The final chapter does not say much, but his argument is fairly self-evident. He says that when Nixon took the US dollar off the gold standard in 1972 that was marks a shift back towards a credit economy. This means we are heading away from the materialist ontology of national currencies. This links together various trends in the world today. There is the integration of national currencies into foreign exchange markets, along with widespread dollarization. And national currencies are getting replaced with the US dollar, the dollar itself is getting ever more connected to credit markets. For instance, it is being evaluated relative to US national debt, which is even more the case for other currencies. So currency itself is transforming into debt, which you could say it always was, but then the fact is becoming more salient. Then there is the opening of new credit markets that effect every person on the planet, from microcredit to complex derivatives. Beside all these economic transitions, there is the return of religion, particularly Islam, which is ending the age of secularism materialism. And there are people like David Graeber writing books that say human transactions in the next age of history will run on credit and not metallic currency! Of course, the gold-bug movement today is quite strong, but that may just be resistance to the pendulum of history.
The author seems to think the present violence in the world is a legacy of the metallic currencies of the modern period, and that the credit systems of the future will be more humane as they drift away from the zero-sum logic of monetarism. This opens some fascinating and hopeful lines of speculation concerning the future of credit and religion. It seems the credit system that predominates today (i.e. neoliberal finance) is getting discredited. But if we are moving into a general epoch of credit, then what sort of credit system might replace it? If the present system is being discredited specifically because of its exploitative interest rates, then the Islamic prohibition of usury could become significant.
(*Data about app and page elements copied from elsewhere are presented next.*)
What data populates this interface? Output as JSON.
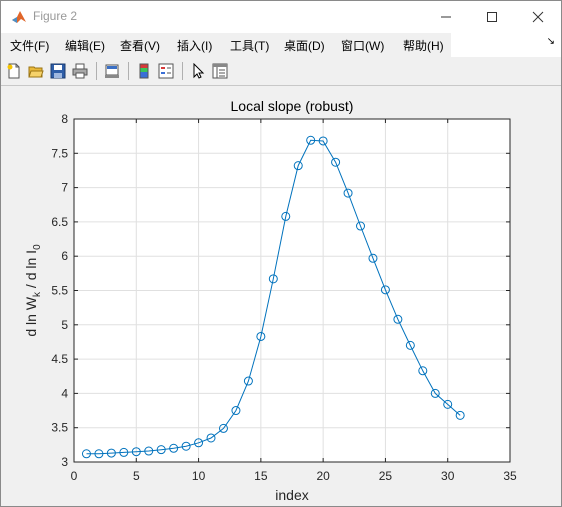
{
  "window": {
    "title": "Figure 2",
    "minimize_icon": "minimize-icon",
    "maximize_icon": "maximize-icon",
    "close_icon": "close-icon"
  },
  "menu": {
    "items": [
      "文件(F)",
      "编辑(E)",
      "查看(V)",
      "插入(I)",
      "工具(T)",
      "桌面(D)",
      "窗口(W)",
      "帮助(H)"
    ],
    "overflow_icon": "dock-arrow-icon"
  },
  "toolbar": {
    "icons": [
      "new-figure-icon",
      "open-icon",
      "save-icon",
      "print-icon",
      "link-plot-icon",
      "colorbar-icon",
      "legend-icon",
      "pointer-icon",
      "property-inspector-icon"
    ]
  },
  "colors": {
    "line": "#0072BD",
    "axes_bg": "#ffffff",
    "grid": "#e0e0e0",
    "figure_bg": "#f0f0f0"
  },
  "chart_data": {
    "type": "line",
    "title": "Local slope (robust)",
    "xlabel": "index",
    "ylabel_parts": [
      "d ln W",
      "k",
      " / d ln I",
      "0"
    ],
    "xlim": [
      0,
      35
    ],
    "ylim": [
      3,
      8
    ],
    "xticks": [
      0,
      5,
      10,
      15,
      20,
      25,
      30,
      35
    ],
    "yticks": [
      3,
      3.5,
      4,
      4.5,
      5,
      5.5,
      6,
      6.5,
      7,
      7.5,
      8
    ],
    "xtick_labels": [
      "0",
      "5",
      "10",
      "15",
      "20",
      "25",
      "30",
      "35"
    ],
    "ytick_labels": [
      "3",
      "3.5",
      "4",
      "4.5",
      "5",
      "5.5",
      "6",
      "6.5",
      "7",
      "7.5",
      "8"
    ],
    "grid": true,
    "marker": "circle",
    "x": [
      1,
      2,
      3,
      4,
      5,
      6,
      7,
      8,
      9,
      10,
      11,
      12,
      13,
      14,
      15,
      16,
      17,
      18,
      19,
      20,
      21,
      22,
      23,
      24,
      25,
      26,
      27,
      28,
      29,
      30,
      31
    ],
    "y": [
      3.12,
      3.12,
      3.13,
      3.14,
      3.15,
      3.16,
      3.18,
      3.2,
      3.23,
      3.28,
      3.35,
      3.49,
      3.75,
      4.18,
      4.83,
      5.67,
      6.58,
      7.32,
      7.69,
      7.68,
      7.37,
      6.92,
      6.44,
      5.97,
      5.51,
      5.08,
      4.7,
      4.33,
      4.0,
      3.84,
      3.68
    ]
  }
}
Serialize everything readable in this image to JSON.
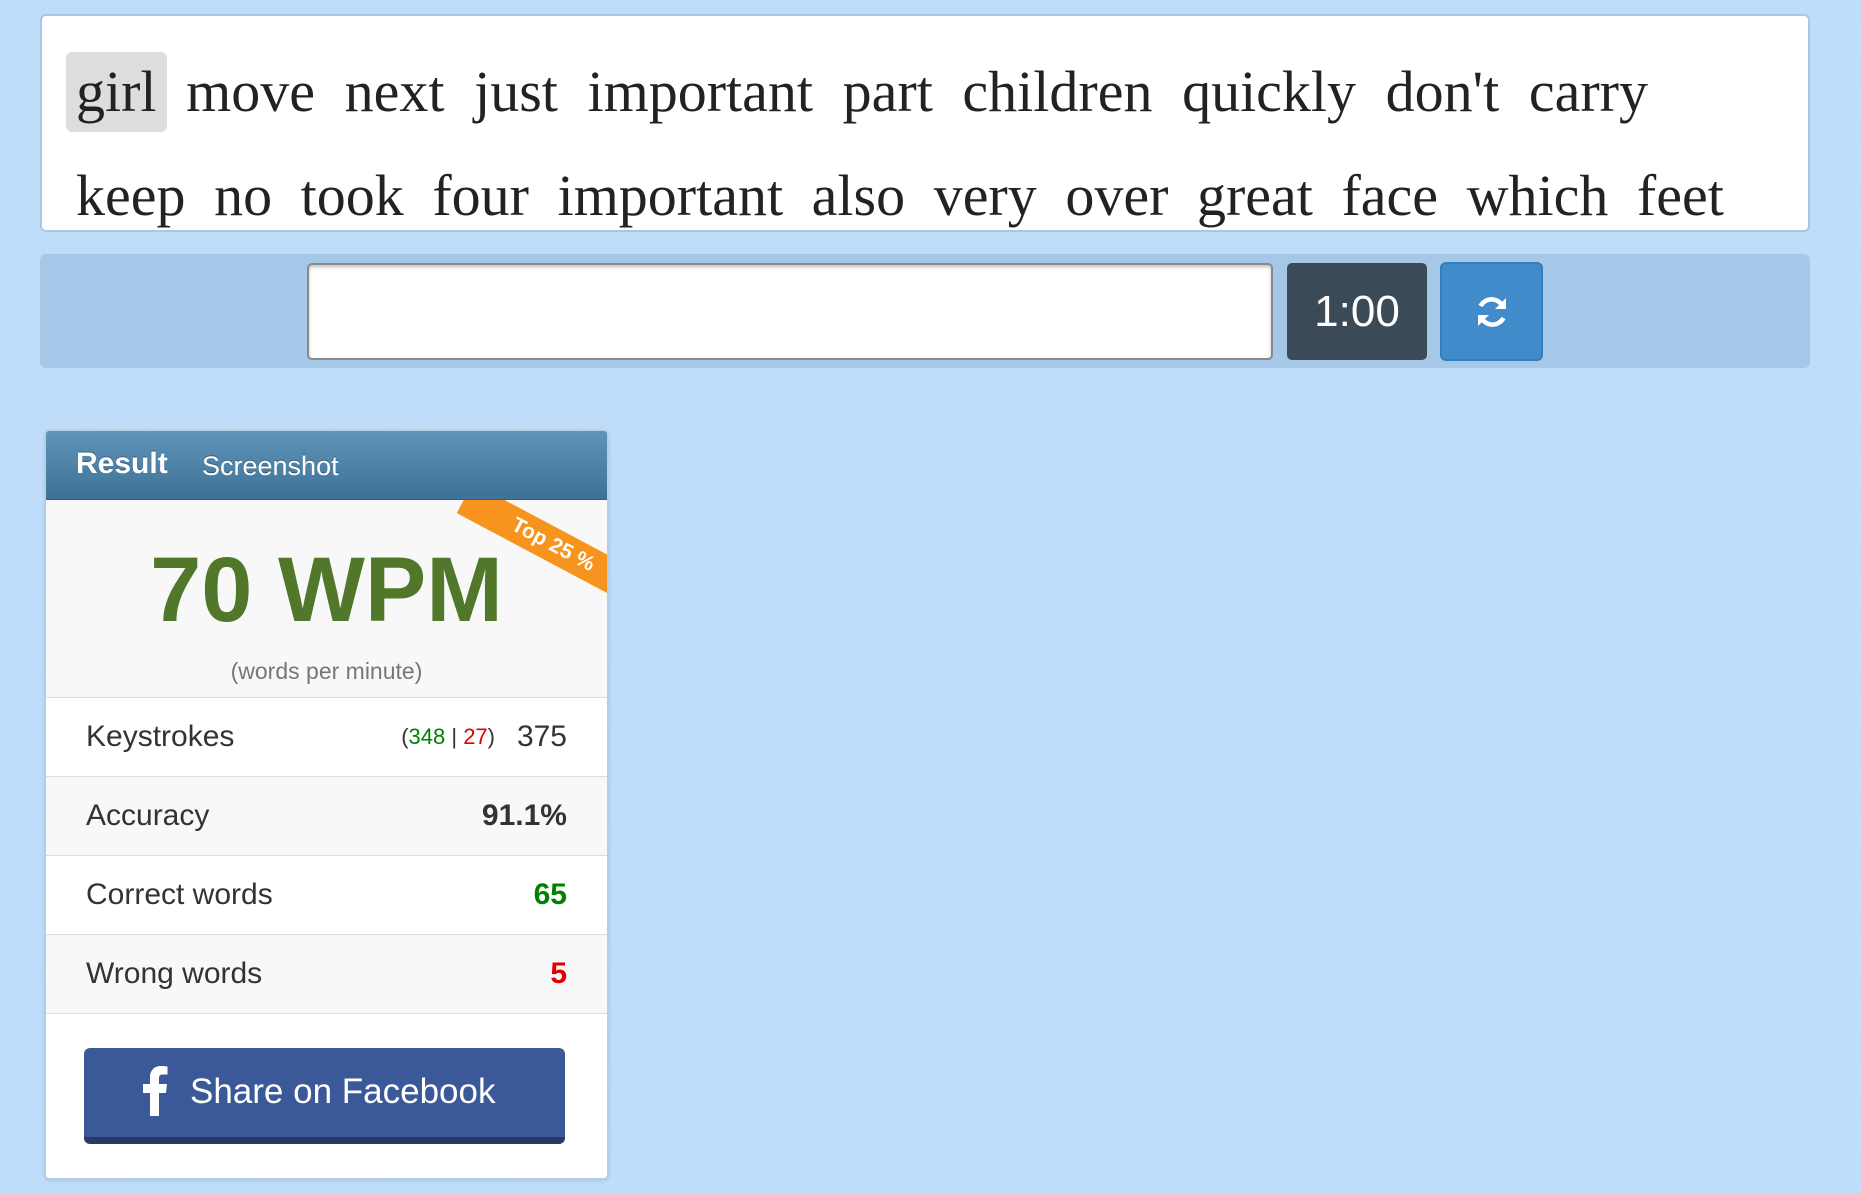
{
  "words": {
    "row1": [
      "girl",
      "move",
      "next",
      "just",
      "important",
      "part",
      "children",
      "quickly",
      "don't",
      "carry"
    ],
    "row2": [
      "keep",
      "no",
      "took",
      "four",
      "important",
      "also",
      "very",
      "over",
      "great",
      "face",
      "which",
      "feet"
    ],
    "current_word": "girl"
  },
  "input": {
    "value": "",
    "placeholder": ""
  },
  "timer": "1:00",
  "reload": {
    "icon": "refresh-icon"
  },
  "result": {
    "tabs": {
      "result": "Result",
      "screenshot": "Screenshot"
    },
    "ribbon": "Top 25 %",
    "wpm": "70 WPM",
    "wpm_caption": "(words per minute)",
    "keystrokes": {
      "label": "Keystrokes",
      "correct": "348",
      "wrong": "27",
      "total": "375"
    },
    "accuracy": {
      "label": "Accuracy",
      "value": "91.1%"
    },
    "correct_words": {
      "label": "Correct words",
      "value": "65"
    },
    "wrong_words": {
      "label": "Wrong words",
      "value": "5"
    },
    "share": {
      "label": "Share on Facebook",
      "icon": "facebook-icon"
    }
  },
  "colors": {
    "background": "#bddcfa",
    "wpm": "#51782a",
    "ribbon": "#f7941d",
    "timer_bg": "#3b4a57",
    "reload_bg": "#428bca",
    "facebook": "#3b5998",
    "correct": "#008000",
    "wrong": "#e00000"
  }
}
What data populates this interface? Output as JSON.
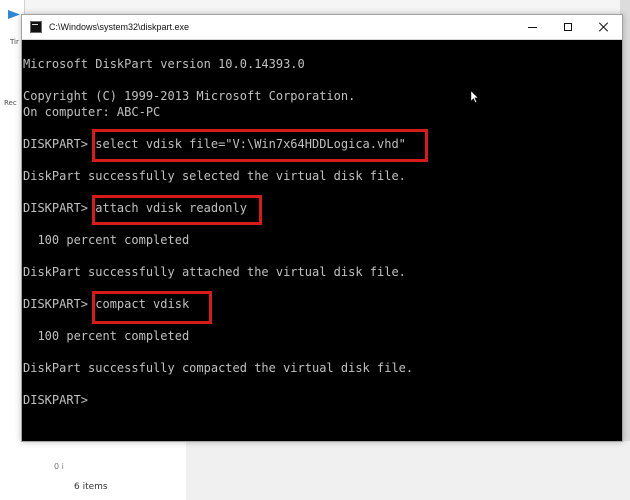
{
  "desktop": {
    "left_tiny_text_top": "Tir",
    "left_tiny_text_middle": "Rec",
    "left_small_text_bottom": "0 i",
    "status_items": "6 items"
  },
  "console": {
    "title": "C:\\Windows\\system32\\diskpart.exe",
    "lines": [
      "Microsoft DiskPart version 10.0.14393.0",
      "",
      "Copyright (C) 1999-2013 Microsoft Corporation.",
      "On computer: ABC-PC",
      "",
      "DISKPART> select vdisk file=\"V:\\Win7x64HDDLogica.vhd\"",
      "",
      "DiskPart successfully selected the virtual disk file.",
      "",
      "DISKPART> attach vdisk readonly",
      "",
      "  100 percent completed",
      "",
      "DiskPart successfully attached the virtual disk file.",
      "",
      "DISKPART> compact vdisk",
      "",
      "  100 percent completed",
      "",
      "DiskPart successfully compacted the virtual disk file.",
      "",
      "DISKPART>"
    ],
    "highlights": {
      "color": "#d71b1b"
    }
  },
  "colors": {
    "console_background": "#000000",
    "console_text": "#c0c0c0",
    "titlebar_background": "#ffffff"
  }
}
Maybe we’ll see the rise of some Islamic systems of credit, because they are a natural antithesis to the system that is on its way out. Then there is the question of what becomes of currency, and how quickly the changes take place. How long will the brutal monetarist ethics of calculation and high-interest rates persist? Are some populations demonetizing more quickly? Are human relations getting recodified by an ethics of non-calculative ludic reciprocity?